Multiply (Python) #
def start(args):
    print('algorithm: multiply start')
    input = args['input'][0]
    mul = args['input'][1]
    return input * mul

We sent two parameters "input":["#@Range","@flowInput.mul"], the first one is the output from Range that sent an array of numbers, but because we using batch sign (#) each multiply algorithm will get one item from the array, the second parameter we passing is the mul parameter from the flowInput object.

Reduce (Javascript) #
module.exports.start = args => {
    console.log('algorithm: reduce start');
    const input = args.input[0];
    return input.reduce((acc, cur) => acc + cur);

We placed ["@Multiply"] in the input parameter, HKube will collect all the data from the multiply algorithm and will sent it as an array in the first input parameter.

Integrate Algorithms #

After we created the algorithms, we will integrate them with the CLI.

Can be done also through the Dashboard.

Create a yaml (or JSON) that defines the algorithm:

# range.yml
name: range
env: python # can be python or javascript
  cpu: 0.5
  gpu: 1 # if not needed just remove it from the file
  mem: 512Mi

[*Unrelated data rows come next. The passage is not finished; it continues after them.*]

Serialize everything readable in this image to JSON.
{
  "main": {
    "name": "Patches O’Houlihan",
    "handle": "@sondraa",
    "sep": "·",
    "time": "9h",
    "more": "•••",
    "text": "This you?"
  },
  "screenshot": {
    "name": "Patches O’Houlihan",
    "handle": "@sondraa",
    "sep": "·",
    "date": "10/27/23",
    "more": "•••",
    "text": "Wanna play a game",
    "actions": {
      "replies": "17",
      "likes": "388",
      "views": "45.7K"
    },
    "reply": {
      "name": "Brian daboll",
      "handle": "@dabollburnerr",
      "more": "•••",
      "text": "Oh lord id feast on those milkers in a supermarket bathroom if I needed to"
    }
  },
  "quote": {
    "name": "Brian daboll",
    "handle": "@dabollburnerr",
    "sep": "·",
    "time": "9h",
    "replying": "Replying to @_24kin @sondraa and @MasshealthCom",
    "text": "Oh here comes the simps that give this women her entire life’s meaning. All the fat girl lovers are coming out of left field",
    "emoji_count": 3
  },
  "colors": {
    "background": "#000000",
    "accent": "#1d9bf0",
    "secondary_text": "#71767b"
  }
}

  path: /path-to-algorithm/range.tar.gz

Add it with the CLI:

hkubectl algorithm apply --f range.yml

Keep in mind we have to do it for each one of the algorithms.

Integrate Pipeline #

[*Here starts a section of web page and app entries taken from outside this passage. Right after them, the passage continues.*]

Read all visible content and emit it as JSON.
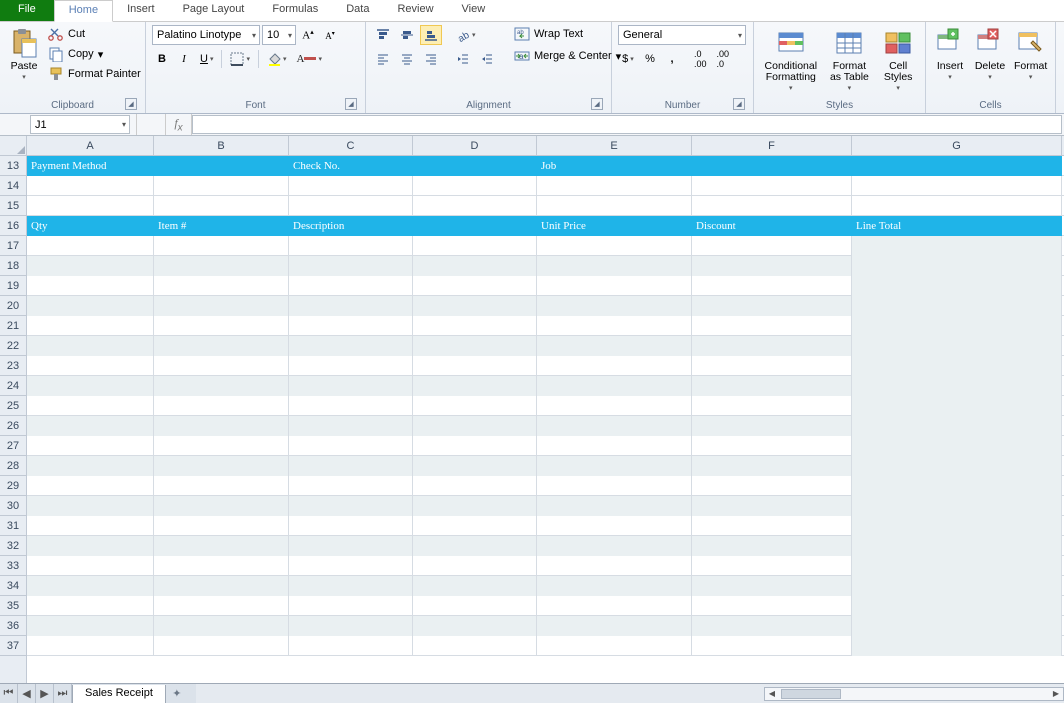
{
  "tabs": {
    "file": "File",
    "home": "Home",
    "insert": "Insert",
    "pageLayout": "Page Layout",
    "formulas": "Formulas",
    "data": "Data",
    "review": "Review",
    "view": "View"
  },
  "clipboard": {
    "paste": "Paste",
    "cut": "Cut",
    "copy": "Copy",
    "formatPainter": "Format Painter",
    "label": "Clipboard"
  },
  "font": {
    "name": "Palatino Linotype",
    "size": "10",
    "label": "Font"
  },
  "alignment": {
    "wrap": "Wrap Text",
    "merge": "Merge & Center",
    "label": "Alignment"
  },
  "number": {
    "format": "General",
    "label": "Number"
  },
  "styles": {
    "cond": "Conditional Formatting",
    "asTable": "Format as Table",
    "cellStyles": "Cell Styles",
    "label": "Styles"
  },
  "cellsGroup": {
    "insert": "Insert",
    "delete": "Delete",
    "format": "Format",
    "label": "Cells"
  },
  "nameBox": "J1",
  "columns": [
    "A",
    "B",
    "C",
    "D",
    "E",
    "F",
    "G"
  ],
  "rowStart": 13,
  "rowEnd": 37,
  "headerRow1": {
    "A": "Payment Method",
    "C": "Check No.",
    "E": "Job"
  },
  "headerRow2": {
    "A": "Qty",
    "B": "Item #",
    "C": "Description",
    "E": "Unit Price",
    "F": "Discount",
    "G": "Line Total"
  },
  "sheetName": "Sales Receipt"
}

Create a yaml (or JSON) that defines the pipeline:

# number.yml
name: numbers
  - nodeName: Range
    algorithmName: range
      - ''
  - nodeName: Multiply
    algorithmName: multiply
      - '#@Range'
      - '@flowInput.mul'
  - nodeName: Reduce
    algorithmName: reduce
      - '@Multiply'
  data: 5
  mul: 2

Raw - Ad-hoc pipeline running #

For running our pipeline as raw-data:

hkubectl exec raw --f numbers.yml

Stored - Storing the pipeline descriptor for next running #

First we store the pipeline:

hkubectl pipeline store --f numbers.yml

Then you can execute it (if flowInput available)

# flowInput stored
hkubectl exec stored numbers

For executing the pipeline with other input, create yaml (or JSON) file with flowInput key:

# otherFlowInput.yml
  data: 500
  mul: 200

Then you can executed it by pipeline name:

# Executes pipeline "numbers" with data=500, mul=200
hkubectl exec stored numbers --f otherFlowInput.yml

Monitor Pipeline Results #

As a result of executing pipeline, HKube will return a jobId.

# Job ID returned after execution.
  jobId: numbers:a56c97cb-5d62-4990-817c-04a8b0448b7c.numbers

This is a unique identifier helps to query this specific pipeline execution.

  • Stop pipeline execution: hkubectl exec stop <jobId> [reason]

  • Track pipeline status: hkubectl exec status <jobId>

  • Track pipeline result: hkubectl exec result <jobId>

Next →Install Hkube